The Court has also upheld congressional regulation of federal elections over contrary state laws. In Oregon v. Mitchell (1970), a decision of limited precedential value, five Justices in a highly fractured series of opinions voted to uphold federal legislation—passed prior to the adoption of the Twenty-sixth Amendment, which was ratified a little over six months after the Court’s decision—that required the states to allow eighteen-year-olds to vote in federal elections. While it is true that in this case a majority of the Justices did vote to uphold a statute that dictated who could vote in federal elections, only one of the five Justices who did so—Justice Hugo L. Black—relied on Article I, Section 4 (power of Congress to regulate the times, manner, and places of elections). The other four relied on interpretations of Congress’s enforcement authority under the Fourteenth and Fifteenth Amendments. In City of Boerne v. Flores (1997), the Court ruled that Congress may not assert authority under Section 5 of the Fourteenth Amendment “to enforce” the amendment by prohibiting state actions not closely related to violations of the amendment. The Court has not yet directly applied this principle to congressional statutes regulating suffrage.

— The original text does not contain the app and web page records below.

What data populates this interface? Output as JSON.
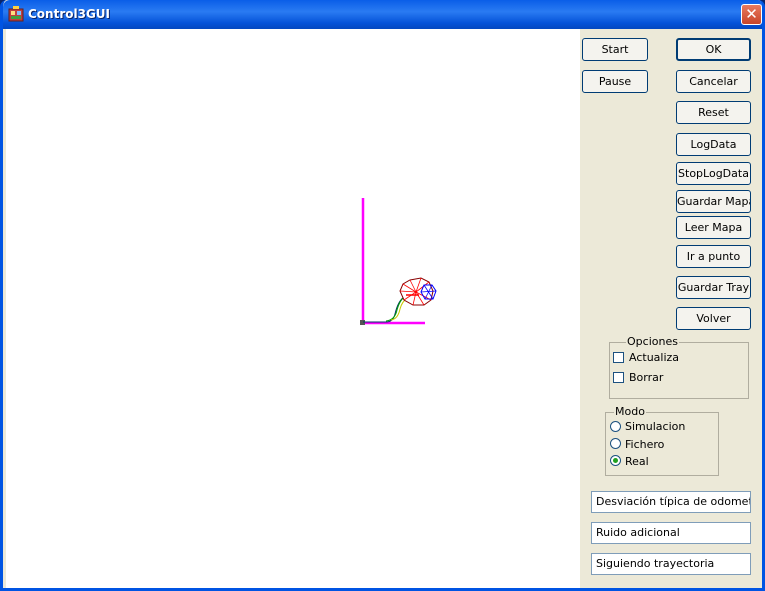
{
  "window": {
    "title": "Control3GUI",
    "close_glyph": "✕"
  },
  "buttons": {
    "start": "Start",
    "pause": "Pause",
    "ok": "OK",
    "cancelar": "Cancelar",
    "reset": "Reset",
    "logdata": "LogData",
    "stoplogdata": "StopLogData",
    "guardar_mapa": "Guardar Mapa",
    "leer_mapa": "Leer Mapa",
    "ir_a_punto": "Ir a punto",
    "guardar_tray": "Guardar Tray",
    "volver": "Volver"
  },
  "opciones": {
    "label": "Opciones",
    "actualiza": {
      "label": "Actualiza",
      "checked": false
    },
    "borrar": {
      "label": "Borrar",
      "checked": false
    }
  },
  "modo": {
    "label": "Modo",
    "options": [
      {
        "label": "Simulacion",
        "selected": false
      },
      {
        "label": "Fichero",
        "selected": false
      },
      {
        "label": "Real",
        "selected": true
      }
    ]
  },
  "status_fields": {
    "odometria": "Desviación típica de odometría",
    "ruido": "Ruido adicional",
    "trayectoria": "Siguiendo trayectoria"
  },
  "colors": {
    "axis": "#ff00ff",
    "robot_outline": "#880000",
    "robot_rays": "#ff0000",
    "sensor": "#0000ff",
    "trajectory_dark": "#003366",
    "trajectory_green": "#00a000",
    "trajectory_yellow": "#c8c800"
  }
}
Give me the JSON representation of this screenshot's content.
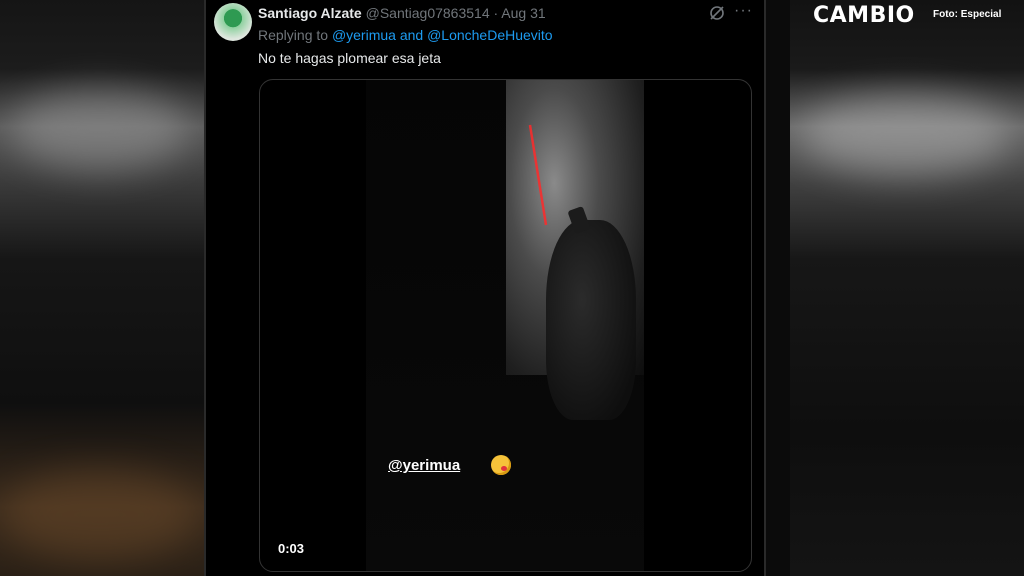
{
  "tweet": {
    "author_name": "Santiago Alzate",
    "author_handle": "@Santiag07863514",
    "separator": "·",
    "date": "Aug 31",
    "replying_prefix": "Replying to",
    "replying_to": "@yerimua and @LoncheDeHuevito",
    "text": "No te hagas plomear esa jeta",
    "more_icon": "more-icon",
    "grok_icon": "grok-icon"
  },
  "video": {
    "duration": "0:03",
    "caption_mention": "@yerimua"
  },
  "branding": {
    "logo": "CAMBIO",
    "credit": "Foto: Especial"
  },
  "colors": {
    "link": "#1d9bf0",
    "muted": "#71767b",
    "text": "#e7e9ea",
    "laser": "#ff2a2a"
  }
}
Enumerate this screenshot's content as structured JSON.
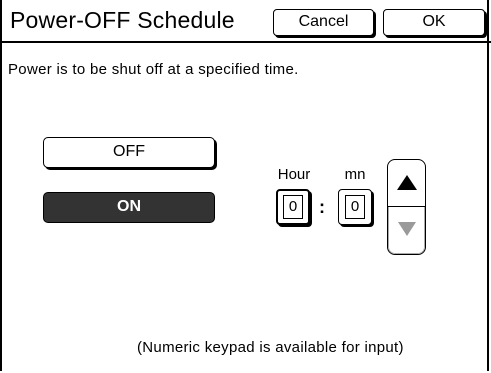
{
  "header": {
    "title": "Power-OFF Schedule",
    "cancel_label": "Cancel",
    "ok_label": "OK"
  },
  "description": "Power is to be shut off at a specified time.",
  "toggle": {
    "off_label": "OFF",
    "on_label": "ON",
    "selected": "ON"
  },
  "time": {
    "hour_label": "Hour",
    "mn_label": "mn",
    "hour_value": "0",
    "mn_value": "0",
    "separator": ":"
  },
  "stepper": {
    "up_icon": "triangle-up-icon",
    "down_icon": "triangle-down-icon"
  },
  "footer_note": "(Numeric keypad is available for input)",
  "colors": {
    "selected_fill": "#333333",
    "disabled_arrow": "#9a9a9a"
  }
}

Accordingly, it would seem that reliance on Article I, Section 4 to trump Article I, Section 2 lacks textual support, and only Justice Black endorsed it in 1970. In sum, the general rule seems to be that Congress may pass laws superseding the states’ determination of elector qualifications only when confronted with a deliberate denial of either a specific constitutional guarantee of the right to vote or of equal protection under the Fourteenth Amendment.
In Tashjian v. Republican Party of Connecticut (1986), the Supreme Court, by a 5–4 majority, used the First Amendment to restrict the application of the Elector Qualifications Clause in primary elections. In that case, a Connecticut law that required a closed primary conflicted with a Connecticut Republican Party rule that permitted independent voters to vote in Republican primaries for federal and statewide offices. The Court said that the Connecticut law violated freedom of association. Similarly, the Court struck down California’s blanket open primary law in California Democratic Party v. Jones (2000), but the Court upheld Oklahoma’s more moderate form of a closed primary law, which prevented voters registered with other parties to cross over to vote in another party’s primary. Clingman v. Beaver (2005).
The majority in Tashjian also held that the implementation of party rules—that established different qualifications for voting in congressional elections than in elections for the more numerous house of the state legislature—did not violate the Elector Qualifications Clause (or the Seventeenth Amendment). Primaries are subject to these clauses, the Court said, but the purpose of those clauses is satisfied “if all those qualified to participate in the selection of members of the more numerous branch of the state legislature are also qualified to participate in the election of Senators and Members of the House of Representatives.” There is no need for “perfect symmetry.” Justice John Paul Stevens, joined by Justice Antonin Scalia, dissented: “The Court nevertheless separates the federal voter qualifications from their state counterparts, inexplicably treating the mandatory ‘shall have’ language of the clauses as though it means only that the federal voters ‘may but need not have’ the qualifications of state voters.”
United States v. Classic, 313 U.S. 299 (1941)
Carrington v. Rash, 380 U.S. 89 (1965)
Kramer v. Union Free School District No. 15, 395 U.S. 621 (1969)
Oregon v. Mitchell, 400 U.S. 112 (1970)
Tashjian v. Republican Party of Connecticut, 479 U.S. 208 (1986)
City of Boerne v. Flores, 521 U.S. 507 (1997)
California Democratic Party v. Jones, 530 U.S. 567 (2000)
Clingman v. Beaver, 544 U.S. 581 (2005)